Static stretching is exactly how it sounds and involves stretching different muscle groups while standing on the same spot. Just doing static stretching before a workout can actually overextend your muscles and potentially rob them of the power and strength needed for the workout session. It’s best to leave the static stuff to the cool down session at the end. That’s right, you should also be cooling down!

Dynamic warm-ups are winners because they serve to get all the joints moving at the same time, working together while taking the body through progressive movements. This helps to loosen and stretch the muscles. Think of it like pregaming your muscles, improving blood circulation and activating your central nervous system. Dynamic warm-ups prime your body for maximum joint and muscle flexibility, so you can get maximum results out of your workout!

Getting started

Depending on your fitness level and the goal of your workout, warm-ups will vary. As a starting point, here are a few basic goals that accommodate every workout.

1. Loosen up

Prep your body for exercise with mobility movements by grabbing a foam roller. Start by rolling your back, then hit sections of your legs, glute and hip flexors.

2. Increase your heart rate

This gets the blood pumping and would be taking a jog, slow row or low resistance pedal on a bike. The key is that you are still able to talk comfortably while doing it otherwise you are pushing too hard.

3. Get dynamic

Remember, this involves continuous movements through the stretches. For instance, you can make big arm circles in both directions, kick your legs forward or touch your toes and reach up to the sky, do some punches, kicks and high knees and so on. There is no limit to the variety of warm-up moves that can get you ready for action. The ones listed here cover the basics, so you may feel that you’d like to build on them or mix it up a bit with options like jump ropes, lunges, push ups or spider man steps. Get your limbs moving and get creative!

4. Ease into the workout

The idea here is to warm-up with the planned workout session in mind. You are essentially moving through the workout at a lower intensity. If you are planning a hard run, warm-up with a few technique drills. If you plan on doing back squats, start with bodyweight squats or an empty bar. These low intensity movements will assist with preparing your body for action and working on muscle memory.

Warming up is a very important start to any workout.

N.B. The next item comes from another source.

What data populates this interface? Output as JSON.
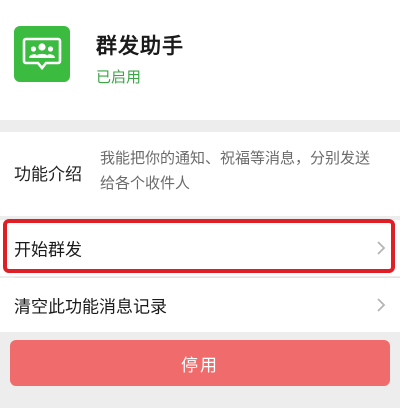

It ensures that you don’t injure yourself while training and helps you focus on how to do exercises correctly. Find an enjoyable warm-up and remember to listen to your body’s cues. Don’t forget to cool down afterwards!